“Chicago was one of the first places MLK organized in the Midwest,” said Cox, a documentary filmmaker and Northwestern University alum. “He talks and reflects about it a lot. And it just seemed like a match made in heaven, especially considering this project is about censoring the organizers and making sure these voices specifically are erased from historical record.”

“The Black Archive Project,” filmed in Chicago, preserves the events of 2020 to make sure that critics don’t erase first-hand accounts and events from the historical record. The film series is supposed to give an all-encompassing look from six unique perspectives in an effort to continue building a Black archive of 2020.
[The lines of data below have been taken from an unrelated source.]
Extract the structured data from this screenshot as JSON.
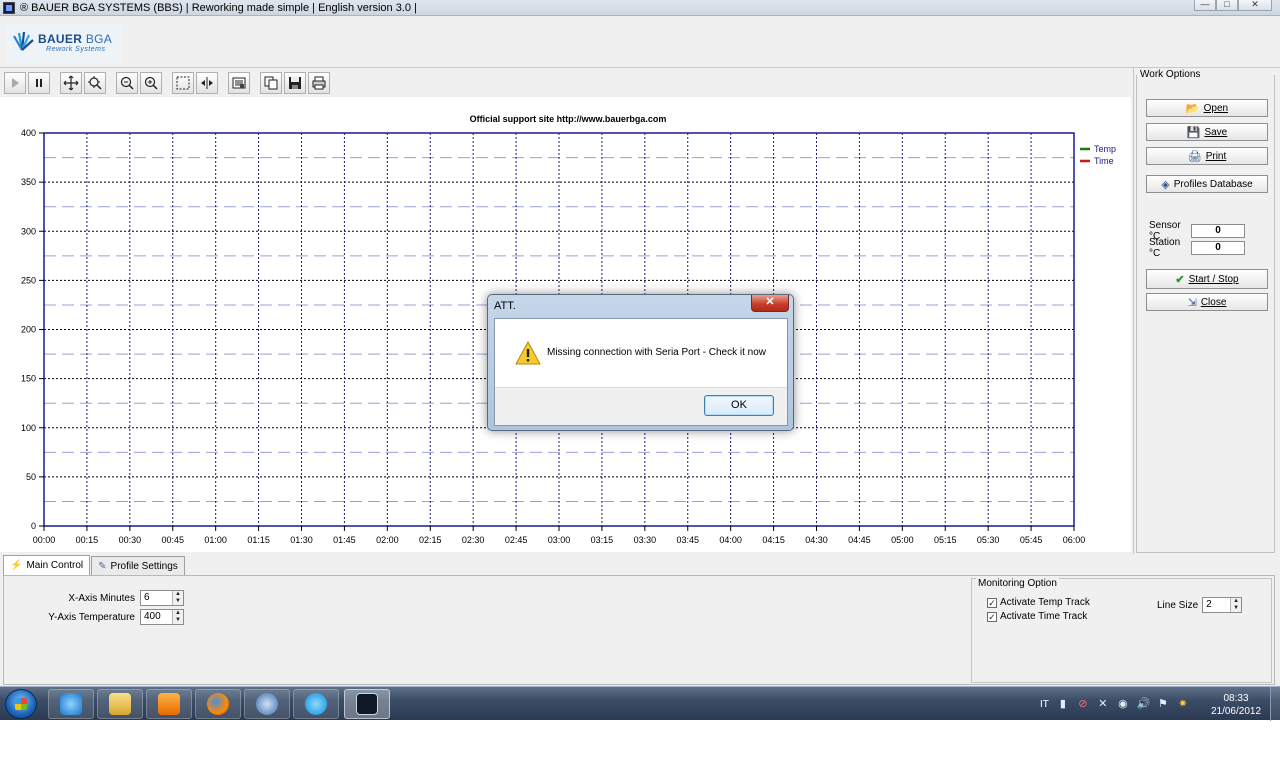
{
  "window": {
    "title": "® BAUER BGA SYSTEMS (BBS) | Reworking made simple | English version 3.0 |",
    "minimize": "—",
    "maximize": "□",
    "close": "✕"
  },
  "logo": {
    "brand": "BAUER",
    "brand_bga": "BGA",
    "subtitle": "Rework Systems"
  },
  "toolbar": {
    "buttons": [
      {
        "name": "play",
        "glyph": "▶"
      },
      {
        "name": "pause",
        "glyph": "❚❚"
      },
      {
        "name": "pan",
        "glyph": "✥"
      },
      {
        "name": "zoom-area",
        "glyph": "⊕"
      },
      {
        "name": "zoom-out",
        "glyph": "⊖"
      },
      {
        "name": "zoom-in",
        "glyph": "⊕"
      },
      {
        "name": "select",
        "glyph": "⬚"
      },
      {
        "name": "fit",
        "glyph": "⇹"
      },
      {
        "name": "properties",
        "glyph": "▤"
      },
      {
        "name": "copy",
        "glyph": "⧉"
      },
      {
        "name": "save",
        "glyph": "▣"
      },
      {
        "name": "print",
        "glyph": "⎙"
      }
    ]
  },
  "chart_data": {
    "type": "line",
    "title": "Official support site http://www.bauerbga.com",
    "xlabel": "",
    "ylabel": "",
    "ylim": [
      0,
      400
    ],
    "yticks": [
      "0",
      "50",
      "100",
      "150",
      "200",
      "250",
      "300",
      "350",
      "400"
    ],
    "xticks": [
      "00:00",
      "00:15",
      "00:30",
      "00:45",
      "01:00",
      "01:15",
      "01:30",
      "01:45",
      "02:00",
      "02:15",
      "02:30",
      "02:45",
      "03:00",
      "03:15",
      "03:30",
      "03:45",
      "04:00",
      "04:15",
      "04:30",
      "04:45",
      "05:00",
      "05:15",
      "05:30",
      "05:45",
      "06:00"
    ],
    "grid": true,
    "legend_position": "top-right",
    "series": [
      {
        "name": "Temp",
        "color": "#1a7a1a",
        "values": []
      },
      {
        "name": "Time",
        "color": "#cc1a1a",
        "values": []
      }
    ]
  },
  "work_options": {
    "title": "Work Options",
    "open": "Open",
    "save": "Save",
    "print": "Print",
    "profiles_db": "Profiles Database",
    "sensor_label": "Sensor °C",
    "sensor_value": "0",
    "station_label": "Station °C",
    "station_value": "0",
    "start_stop": "Start / Stop",
    "close": "Close"
  },
  "dialog": {
    "title": "ATT.",
    "message": "Missing connection with Seria Port - Check it now",
    "ok": "OK",
    "close": "✕"
  },
  "tabs": [
    {
      "label": "Main Control",
      "active": true
    },
    {
      "label": "Profile Settings",
      "active": false
    }
  ],
  "main_control": {
    "x_axis_label": "X-Axis Minutes",
    "x_axis_value": "6",
    "y_axis_label": "Y-Axis Temperature",
    "y_axis_value": "400"
  },
  "monitoring": {
    "title": "Monitoring Option",
    "temp_track": "Activate Temp Track",
    "time_track": "Activate Time  Track",
    "line_size_label": "Line Size",
    "line_size_value": "2"
  },
  "taskbar": {
    "apps": [
      "internet-explorer",
      "file-explorer",
      "media-player",
      "firefox",
      "thunderbird",
      "skype",
      "bauer-bga"
    ],
    "language": "IT",
    "time": "08:33",
    "date": "21/06/2012"
  }
}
“Unapologetic” a full feature-length documentary by Chicago-based filmmaker Ashley O’Shay, is told through the perspective of Janae Bonsu and Bella Bahhs, two abolitionist leaders and current activists who support #defundthepolice and . The film takes a deep look into the Black Lives Matter movement as well as Bonsu’s and Bahhs’ personal motivations and contributions towards the movement.

The documentary hits close to home as the featured protests, activism and issues take place in Chicago. The film covers the police killing of Rekia Boyd, and Mayor Lori Lightfoot makes several appearances in the discussion of Chicago’s ongoing debate of Chicago Public Schools and the Chicago Police Department.

The celebration ended in a panel discussion on the films and next steps on what to expect.

“He (Martin Luther King Jr.) left a lot of tools, a lot of guidance, for what we have ahead of us,” Bahhs said during the panel discussion. Bahhs recently led a walkout with students at CPS.

“The Black Archive Project” full series will be exhibited at the Sisters of Cinema Media Art Center in the South Shore neighborhood of Chicago this spring. Unapologetic will be on PBS POV until Feb. 26.

Angela is a video/broadcast graduate student at Medill. You can follow her on Twitter at @angelaliuchen.